REQUIRED WORK: Below are records; copy every line in them that holds the word "this".

[Items from a dataset]
☆ ☆ ☆ ☆
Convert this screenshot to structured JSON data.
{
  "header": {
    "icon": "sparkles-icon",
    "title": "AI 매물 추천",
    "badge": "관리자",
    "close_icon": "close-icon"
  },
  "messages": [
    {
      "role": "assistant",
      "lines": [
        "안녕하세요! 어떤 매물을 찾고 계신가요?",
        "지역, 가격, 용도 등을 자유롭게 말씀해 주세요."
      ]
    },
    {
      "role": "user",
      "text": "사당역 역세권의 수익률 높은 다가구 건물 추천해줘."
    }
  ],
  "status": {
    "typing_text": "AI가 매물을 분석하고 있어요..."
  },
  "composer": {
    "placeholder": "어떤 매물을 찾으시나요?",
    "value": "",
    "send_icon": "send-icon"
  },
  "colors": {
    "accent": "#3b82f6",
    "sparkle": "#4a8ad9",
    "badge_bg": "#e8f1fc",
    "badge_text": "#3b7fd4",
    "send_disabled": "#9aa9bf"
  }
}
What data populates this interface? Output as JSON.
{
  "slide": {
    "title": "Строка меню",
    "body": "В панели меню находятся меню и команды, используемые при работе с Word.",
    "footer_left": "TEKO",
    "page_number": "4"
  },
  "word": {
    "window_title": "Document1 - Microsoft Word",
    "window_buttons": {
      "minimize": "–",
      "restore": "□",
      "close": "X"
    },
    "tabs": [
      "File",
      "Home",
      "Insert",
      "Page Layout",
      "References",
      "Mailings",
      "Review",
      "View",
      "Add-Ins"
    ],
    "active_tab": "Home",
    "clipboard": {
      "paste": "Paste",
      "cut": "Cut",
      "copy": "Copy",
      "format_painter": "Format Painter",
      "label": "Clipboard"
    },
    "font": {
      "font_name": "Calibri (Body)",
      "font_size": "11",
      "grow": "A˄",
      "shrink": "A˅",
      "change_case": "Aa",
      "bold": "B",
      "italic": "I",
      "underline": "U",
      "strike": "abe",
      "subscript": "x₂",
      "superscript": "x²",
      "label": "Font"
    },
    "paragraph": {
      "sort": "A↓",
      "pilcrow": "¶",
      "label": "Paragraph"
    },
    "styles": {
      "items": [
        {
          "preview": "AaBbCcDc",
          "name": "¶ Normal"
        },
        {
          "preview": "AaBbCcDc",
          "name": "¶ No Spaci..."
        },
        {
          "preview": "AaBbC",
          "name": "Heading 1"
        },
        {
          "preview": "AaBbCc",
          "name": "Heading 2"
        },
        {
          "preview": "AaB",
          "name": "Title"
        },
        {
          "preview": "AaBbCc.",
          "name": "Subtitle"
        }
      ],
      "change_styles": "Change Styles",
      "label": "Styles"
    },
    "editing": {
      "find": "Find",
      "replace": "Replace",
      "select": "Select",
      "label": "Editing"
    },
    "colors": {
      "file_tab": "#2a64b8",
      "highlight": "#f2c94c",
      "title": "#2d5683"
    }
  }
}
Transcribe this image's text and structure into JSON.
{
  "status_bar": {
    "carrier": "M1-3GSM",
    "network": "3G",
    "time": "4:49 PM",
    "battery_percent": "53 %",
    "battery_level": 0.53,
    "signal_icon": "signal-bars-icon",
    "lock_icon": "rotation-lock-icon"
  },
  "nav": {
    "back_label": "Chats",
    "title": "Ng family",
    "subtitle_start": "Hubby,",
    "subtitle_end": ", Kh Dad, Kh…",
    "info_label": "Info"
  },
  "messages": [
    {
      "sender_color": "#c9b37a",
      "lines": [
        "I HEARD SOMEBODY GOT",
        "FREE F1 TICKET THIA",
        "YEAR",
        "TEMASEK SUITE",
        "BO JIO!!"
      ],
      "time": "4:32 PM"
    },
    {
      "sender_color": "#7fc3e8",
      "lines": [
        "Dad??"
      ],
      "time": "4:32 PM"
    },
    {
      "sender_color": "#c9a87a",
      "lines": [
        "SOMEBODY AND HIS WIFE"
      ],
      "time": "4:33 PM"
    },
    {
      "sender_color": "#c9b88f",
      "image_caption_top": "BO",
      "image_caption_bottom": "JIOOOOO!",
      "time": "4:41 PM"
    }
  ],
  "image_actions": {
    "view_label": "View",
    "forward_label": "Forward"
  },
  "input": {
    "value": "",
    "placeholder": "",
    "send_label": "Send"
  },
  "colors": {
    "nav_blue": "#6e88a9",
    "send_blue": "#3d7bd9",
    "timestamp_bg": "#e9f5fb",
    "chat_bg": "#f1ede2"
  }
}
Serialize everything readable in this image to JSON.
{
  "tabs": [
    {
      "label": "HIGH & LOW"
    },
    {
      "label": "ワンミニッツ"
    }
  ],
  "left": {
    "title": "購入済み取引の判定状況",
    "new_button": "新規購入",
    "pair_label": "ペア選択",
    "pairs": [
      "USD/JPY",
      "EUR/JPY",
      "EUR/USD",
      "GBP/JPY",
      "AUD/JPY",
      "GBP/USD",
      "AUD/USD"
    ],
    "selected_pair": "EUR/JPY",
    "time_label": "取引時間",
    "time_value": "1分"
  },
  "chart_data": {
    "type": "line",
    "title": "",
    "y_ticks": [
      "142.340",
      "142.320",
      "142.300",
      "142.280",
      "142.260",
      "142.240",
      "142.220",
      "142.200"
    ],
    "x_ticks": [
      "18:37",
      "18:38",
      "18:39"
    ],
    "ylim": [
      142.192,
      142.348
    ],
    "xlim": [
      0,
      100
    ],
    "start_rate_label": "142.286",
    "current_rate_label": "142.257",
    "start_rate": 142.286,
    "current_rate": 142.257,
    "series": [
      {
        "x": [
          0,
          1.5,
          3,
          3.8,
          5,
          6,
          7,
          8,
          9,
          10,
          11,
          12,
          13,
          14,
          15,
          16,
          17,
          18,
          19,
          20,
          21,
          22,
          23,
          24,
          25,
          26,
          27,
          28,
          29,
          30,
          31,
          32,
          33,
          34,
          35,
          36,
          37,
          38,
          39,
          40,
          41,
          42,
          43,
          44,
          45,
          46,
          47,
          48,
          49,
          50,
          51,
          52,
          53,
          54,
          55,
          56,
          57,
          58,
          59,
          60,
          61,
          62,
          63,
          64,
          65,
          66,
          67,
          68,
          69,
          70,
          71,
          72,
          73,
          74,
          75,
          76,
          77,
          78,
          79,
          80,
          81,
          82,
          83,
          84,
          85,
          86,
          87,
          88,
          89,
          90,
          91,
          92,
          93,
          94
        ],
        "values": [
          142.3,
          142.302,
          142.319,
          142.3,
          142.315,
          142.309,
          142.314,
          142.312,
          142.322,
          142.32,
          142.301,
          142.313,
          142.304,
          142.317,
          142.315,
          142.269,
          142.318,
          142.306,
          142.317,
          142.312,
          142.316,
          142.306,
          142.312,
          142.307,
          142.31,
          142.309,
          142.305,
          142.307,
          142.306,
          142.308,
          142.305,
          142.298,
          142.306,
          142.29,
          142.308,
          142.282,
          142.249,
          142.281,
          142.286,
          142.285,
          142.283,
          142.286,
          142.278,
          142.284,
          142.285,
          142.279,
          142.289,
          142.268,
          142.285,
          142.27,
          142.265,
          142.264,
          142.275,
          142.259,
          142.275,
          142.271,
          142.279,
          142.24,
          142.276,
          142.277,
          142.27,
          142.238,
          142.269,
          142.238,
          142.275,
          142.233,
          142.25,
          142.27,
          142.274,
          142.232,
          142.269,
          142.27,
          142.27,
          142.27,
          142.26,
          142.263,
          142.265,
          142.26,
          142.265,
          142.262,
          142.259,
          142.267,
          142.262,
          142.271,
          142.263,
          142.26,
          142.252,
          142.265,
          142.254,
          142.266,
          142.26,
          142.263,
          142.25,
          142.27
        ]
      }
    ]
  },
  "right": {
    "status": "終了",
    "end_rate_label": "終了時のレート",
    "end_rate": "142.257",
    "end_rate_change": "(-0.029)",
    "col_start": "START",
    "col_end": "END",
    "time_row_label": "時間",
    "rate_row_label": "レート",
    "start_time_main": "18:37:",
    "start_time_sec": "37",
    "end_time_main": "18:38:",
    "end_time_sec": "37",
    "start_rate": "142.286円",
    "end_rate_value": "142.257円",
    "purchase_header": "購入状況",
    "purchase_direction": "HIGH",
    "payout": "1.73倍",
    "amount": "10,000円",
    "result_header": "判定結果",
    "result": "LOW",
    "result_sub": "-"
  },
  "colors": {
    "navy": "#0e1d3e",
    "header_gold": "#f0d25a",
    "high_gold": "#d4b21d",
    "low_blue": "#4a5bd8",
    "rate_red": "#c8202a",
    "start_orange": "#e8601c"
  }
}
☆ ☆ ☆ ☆
RESULT:
Convert this screenshot to structured JSON data.
What data populates this interface? Output as JSON.
Transcribe this image's text and structure into JSON.
Serialize everything readable in this image to JSON.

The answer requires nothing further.